Government’s sports strategy highlights role of MSK Hubs

The government has announced ambitious plans to get an additional 3.5 million people physically active by 2030. The announcement was accompanied by the publication of a report, Get Active: A strategy for the future of sport and physical activity, which featured MSK Hubs as a case study of how sport and physical activity can help people ‘live healthier, longer and happier lives’.

The MSK Hubs programme recently secured £1.4m of funding from UK Research and Innovation (UKRI) as part of the Healthy Ageing Challenge to investigate how to transform leisure facilities into musculoskeletal (MSK) hubs which can be accessed in every community. This system-based approach is supported by Good Boost, UK Active, Orthopaedic Research UK (ORUK), ESCAPE-pain, and Arthritis Action.

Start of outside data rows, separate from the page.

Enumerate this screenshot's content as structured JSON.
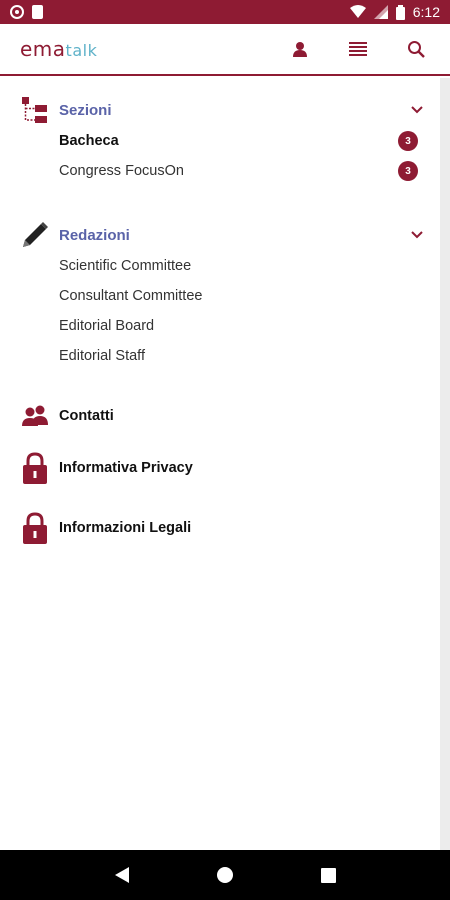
{
  "status_bar": {
    "time": "6:12"
  },
  "app": {
    "logo_part1": "ema",
    "logo_part2": "talk"
  },
  "drawer": {
    "sections": [
      {
        "title": "Sezioni",
        "items": [
          {
            "label": "Bacheca",
            "badge": "3",
            "bold": true
          },
          {
            "label": "Congress FocusOn",
            "badge": "3",
            "bold": false
          }
        ]
      },
      {
        "title": "Redazioni",
        "items": [
          {
            "label": "Scientific Committee"
          },
          {
            "label": "Consultant Committee"
          },
          {
            "label": "Editorial Board"
          },
          {
            "label": "Editorial Staff"
          }
        ]
      }
    ],
    "links": [
      {
        "label": "Contatti",
        "icon": "contacts-icon"
      },
      {
        "label": "Informativa Privacy",
        "icon": "lock-icon"
      },
      {
        "label": "Informazioni Legali",
        "icon": "lock-icon"
      }
    ]
  },
  "colors": {
    "brand": "#8e1b33",
    "section_title": "#5a63a8",
    "logo_accent": "#5fb2c9"
  }
}
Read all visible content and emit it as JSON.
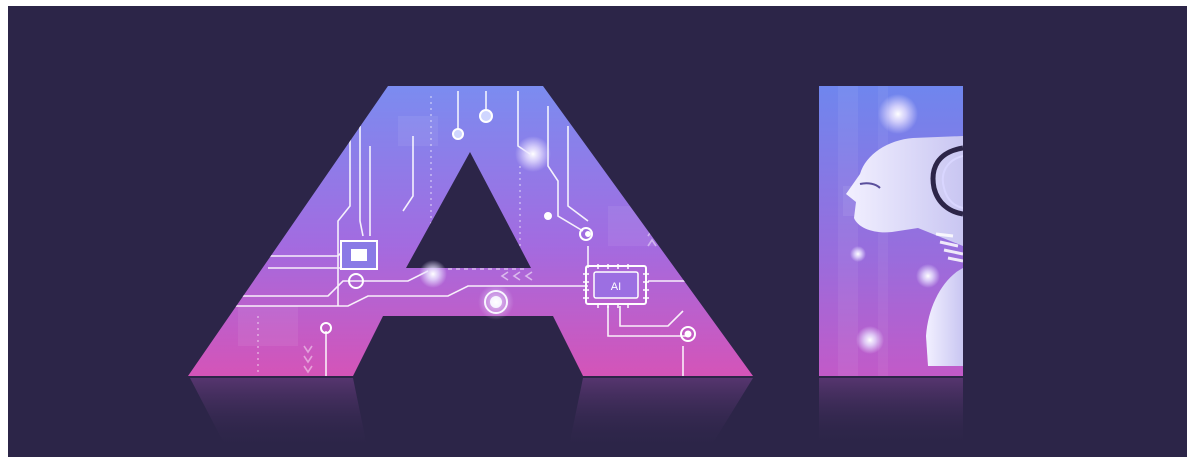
{
  "image": {
    "background_color": "#2c2548",
    "frame_color": "#ffffff",
    "letters": {
      "a": {
        "gradient_top": "#7b8cf0",
        "gradient_mid": "#a36be0",
        "gradient_bottom": "#d454b8"
      },
      "i": {
        "gradient_top": "#6f86ee",
        "gradient_bottom": "#c25ac8"
      }
    },
    "chip_label": "AI",
    "subject": "robot-head-icon",
    "circuit_color": "#ffffff"
  }
}
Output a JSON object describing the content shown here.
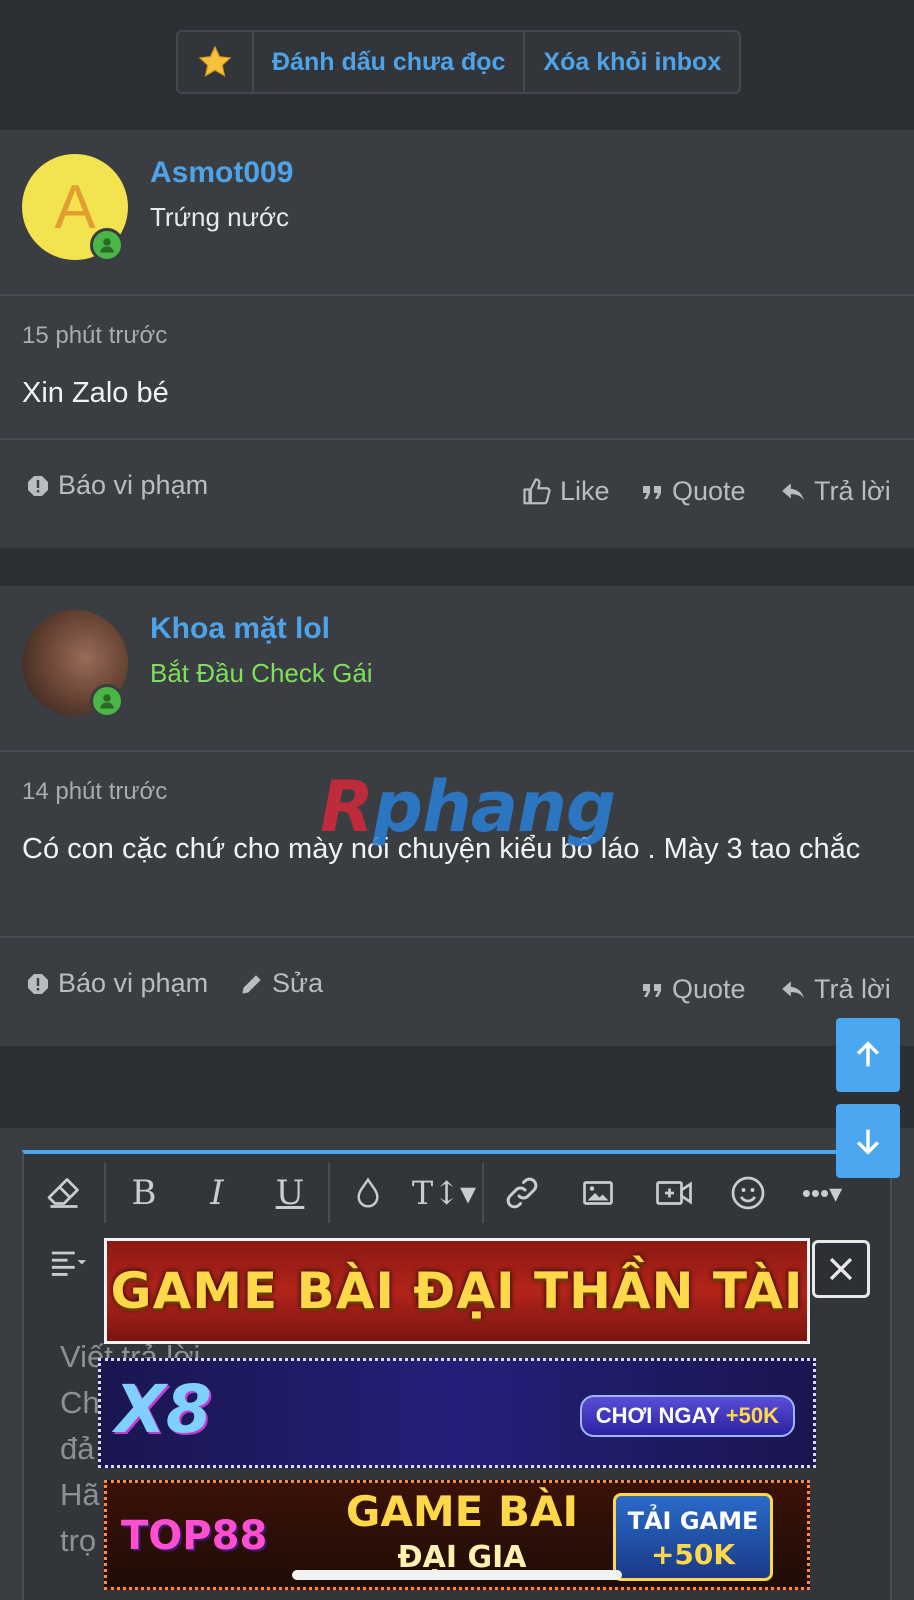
{
  "toolbar": {
    "mark_unread": "Đánh dấu chưa đọc",
    "remove_inbox": "Xóa khỏi inbox"
  },
  "messages": [
    {
      "avatar_letter": "A",
      "username": "Asmot009",
      "user_title": "Trứng nước",
      "time": "15 phút trước",
      "text": "Xin Zalo bé",
      "actions": {
        "report": "Báo vi phạm",
        "like": "Like",
        "quote": "Quote",
        "reply": "Trả lời"
      }
    },
    {
      "username": "Khoa mặt lol",
      "user_title": "Bắt Đầu Check Gái",
      "time": "14 phút trước",
      "text": "Có con cặc chứ cho mày nói chuyện kiểu bố láo . Mày 3 tao chắc",
      "actions": {
        "report": "Báo vi phạm",
        "edit": "Sửa",
        "quote": "Quote",
        "reply": "Trả lời"
      }
    }
  ],
  "watermark": {
    "part1": "R",
    "part2": "phang"
  },
  "editor": {
    "placeholder_lines": [
      "Viết trả lời...",
      "Ch",
      "đả",
      "Hã",
      "trọ"
    ]
  },
  "ads": {
    "ad1": "GAME BÀI ĐẠI THẦN TÀI",
    "ad2_logo": "X8",
    "ad2_cta_a": "CHƠI NGAY",
    "ad2_cta_b": "+50K",
    "ad3_logo": "TOP88",
    "ad3_line1": "GAME BÀI",
    "ad3_line2": "ĐẠI GIA",
    "ad3_cta_a": "TẢI GAME",
    "ad3_cta_b": "+50K"
  },
  "colors": {
    "accent": "#4fa3e8",
    "background": "#2c2f34",
    "card": "#3a3d42",
    "online": "#4bb548",
    "title_green": "#7ee05a"
  }
}
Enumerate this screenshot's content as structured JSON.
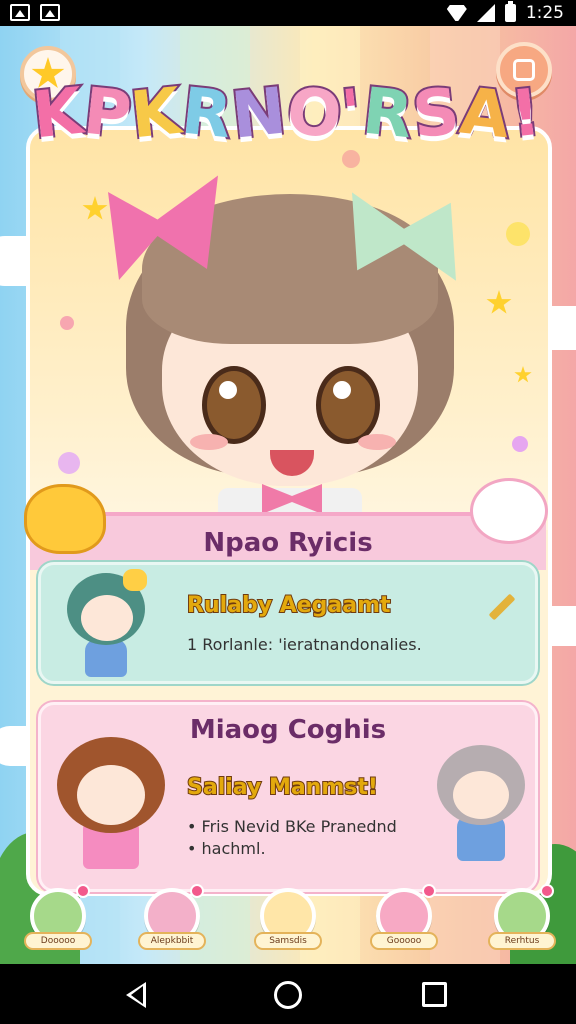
{
  "status_bar": {
    "time": "1:25"
  },
  "header": {
    "logo_letters": [
      {
        "ch": "K",
        "color": "#f36fa7"
      },
      {
        "ch": "P",
        "color": "#f48bb6"
      },
      {
        "ch": "K",
        "color": "#f7c948"
      },
      {
        "ch": "R",
        "color": "#7ecbe6"
      },
      {
        "ch": "N",
        "color": "#a98fdc"
      },
      {
        "ch": "O",
        "color": "#f7a6c6"
      },
      {
        "ch": "'",
        "color": "#f36fa7"
      },
      {
        "ch": "R",
        "color": "#7fd3b3"
      },
      {
        "ch": "S",
        "color": "#f48bb6"
      },
      {
        "ch": "A",
        "color": "#f6b248"
      },
      {
        "ch": "!",
        "color": "#f36fa7"
      }
    ]
  },
  "panel": {
    "title": "Npao Ryicis",
    "card1": {
      "heading": "Rulaby Aegaamt",
      "text": "1 Rorlanle: 'ieratnandonalies."
    },
    "card2": {
      "title": "Miaog Coghis",
      "heading": "Saliay Manmst!",
      "lines": [
        "• Fris Nevid BKe Pranednd",
        "• hachml."
      ]
    }
  },
  "bottom_nav": [
    {
      "label": "Dooooo",
      "color": "#a6d98a"
    },
    {
      "label": "Alepkbbit",
      "color": "#f3b0c9"
    },
    {
      "label": "Samsdis",
      "color": "#ffe6a8"
    },
    {
      "label": "Gooooo",
      "color": "#f7a9c4"
    },
    {
      "label": "Rerhtus",
      "color": "#a6d98a"
    }
  ],
  "colors": {
    "panel_title": "#6b2d68",
    "heading_gold": "#e3a90d",
    "accent_pink": "#f36fa7"
  }
}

According to Sport England figures, people are 20% less active than in the 1960s and 27% of all adults (rising to 48% of the least affluent adults) are classified as ‘inactive’[1].

Arash Angadji, CEO of ORUK says, ‘The inclusion of MSK Hubs in a sports and activity report is a welcome sign that sports and health policy is aligning behind a shared focus on the MSK health of the nation. Not only does this support the 20 million people in the UK who have a problem relating to an MSK condition, such as arthritis or chronic pain, but by encouraging greater levels of activity, irrespective of age, it will hopefully reduce the prevalence of preventable MSK conditions.’

[1] Sport England Active Lives Survey (20-21)